[Opening DATA SHOWN section]

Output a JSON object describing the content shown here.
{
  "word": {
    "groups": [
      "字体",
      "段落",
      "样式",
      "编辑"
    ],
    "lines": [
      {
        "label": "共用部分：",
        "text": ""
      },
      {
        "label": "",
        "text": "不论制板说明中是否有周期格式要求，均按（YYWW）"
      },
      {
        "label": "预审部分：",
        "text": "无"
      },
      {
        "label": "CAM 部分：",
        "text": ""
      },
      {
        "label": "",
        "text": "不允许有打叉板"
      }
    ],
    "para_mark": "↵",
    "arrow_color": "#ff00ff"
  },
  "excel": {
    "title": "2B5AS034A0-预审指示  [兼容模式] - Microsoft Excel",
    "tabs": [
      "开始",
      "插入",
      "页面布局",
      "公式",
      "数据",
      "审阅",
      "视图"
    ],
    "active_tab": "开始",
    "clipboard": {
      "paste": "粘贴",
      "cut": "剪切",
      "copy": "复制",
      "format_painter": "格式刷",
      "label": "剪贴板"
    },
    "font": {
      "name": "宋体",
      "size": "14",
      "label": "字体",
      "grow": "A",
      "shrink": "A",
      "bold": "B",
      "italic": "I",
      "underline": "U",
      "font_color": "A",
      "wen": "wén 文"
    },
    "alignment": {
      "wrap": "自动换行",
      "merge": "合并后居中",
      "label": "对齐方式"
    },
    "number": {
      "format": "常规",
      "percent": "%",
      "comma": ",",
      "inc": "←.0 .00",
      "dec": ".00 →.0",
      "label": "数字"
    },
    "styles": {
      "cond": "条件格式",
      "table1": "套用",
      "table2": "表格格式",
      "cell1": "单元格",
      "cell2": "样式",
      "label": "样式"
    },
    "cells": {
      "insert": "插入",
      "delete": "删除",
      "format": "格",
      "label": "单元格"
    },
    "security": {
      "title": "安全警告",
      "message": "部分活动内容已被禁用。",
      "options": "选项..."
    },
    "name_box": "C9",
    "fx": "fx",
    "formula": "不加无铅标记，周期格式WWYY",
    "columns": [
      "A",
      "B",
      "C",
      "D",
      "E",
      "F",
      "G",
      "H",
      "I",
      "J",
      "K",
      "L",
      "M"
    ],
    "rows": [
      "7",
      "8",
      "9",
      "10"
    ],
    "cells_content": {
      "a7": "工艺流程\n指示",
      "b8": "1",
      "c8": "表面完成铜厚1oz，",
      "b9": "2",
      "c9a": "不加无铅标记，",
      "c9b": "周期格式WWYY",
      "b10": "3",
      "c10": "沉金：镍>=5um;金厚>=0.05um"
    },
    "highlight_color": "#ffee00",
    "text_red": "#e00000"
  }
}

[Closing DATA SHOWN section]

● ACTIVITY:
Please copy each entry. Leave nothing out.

● ANSWER BOX:
Output a JSON object describing the content shown here.
{
  "word": {
    "groups": [
      "字体",
      "段落",
      "样式",
      "编辑"
    ],
    "lines": [
      {
        "label": "共用部分：",
        "text": ""
      },
      {
        "label": "",
        "text": "不论制板说明中是否有周期格式要求，均按（YYWW）"
      },
      {
        "label": "预审部分：",
        "text": "无"
      },
      {
        "label": "CAM 部分：",
        "text": ""
      },
      {
        "label": "",
        "text": "不允许有打叉板"
      }
    ],
    "para_mark": "↵",
    "arrow_color": "#ff00ff"
  },
  "excel": {
    "title": "2B5AS034A0-预审指示  [兼容模式] - Microsoft Excel",
    "tabs": [
      "开始",
      "插入",
      "页面布局",
      "公式",
      "数据",
      "审阅",
      "视图"
    ],
    "active_tab": "开始",
    "clipboard": {
      "paste": "粘贴",
      "cut": "剪切",
      "copy": "复制",
      "format_painter": "格式刷",
      "label": "剪贴板"
    },
    "font": {
      "name": "宋体",
      "size": "14",
      "label": "字体",
      "grow": "A",
      "shrink": "A",
      "bold": "B",
      "italic": "I",
      "underline": "U",
      "font_color": "A",
      "wen": "wén 文"
    },
    "alignment": {
      "wrap": "自动换行",
      "merge": "合并后居中",
      "label": "对齐方式"
    },
    "number": {
      "format": "常规",
      "percent": "%",
      "comma": ",",
      "inc": "←.0 .00",
      "dec": ".00 →.0",
      "label": "数字"
    },
    "styles": {
      "cond": "条件格式",
      "table1": "套用",
      "table2": "表格格式",
      "cell1": "单元格",
      "cell2": "样式",
      "label": "样式"
    },
    "cells": {
      "insert": "插入",
      "delete": "删除",
      "format": "格",
      "label": "单元格"
    },
    "security": {
      "title": "安全警告",
      "message": "部分活动内容已被禁用。",
      "options": "选项..."
    },
    "name_box": "C9",
    "fx": "fx",
    "formula": "不加无铅标记，周期格式WWYY",
    "columns": [
      "A",
      "B",
      "C",
      "D",
      "E",
      "F",
      "G",
      "H",
      "I",
      "J",
      "K",
      "L",
      "M"
    ],
    "rows": [
      "7",
      "8",
      "9",
      "10"
    ],
    "cells_content": {
      "a7": "工艺流程\n指示",
      "b8": "1",
      "c8": "表面完成铜厚1oz，",
      "b9": "2",
      "c9a": "不加无铅标记，",
      "c9b": "周期格式WWYY",
      "b10": "3",
      "c10": "沉金：镍>=5um;金厚>=0.05um"
    },
    "highlight_color": "#ffee00",
    "text_red": "#e00000"
  }
}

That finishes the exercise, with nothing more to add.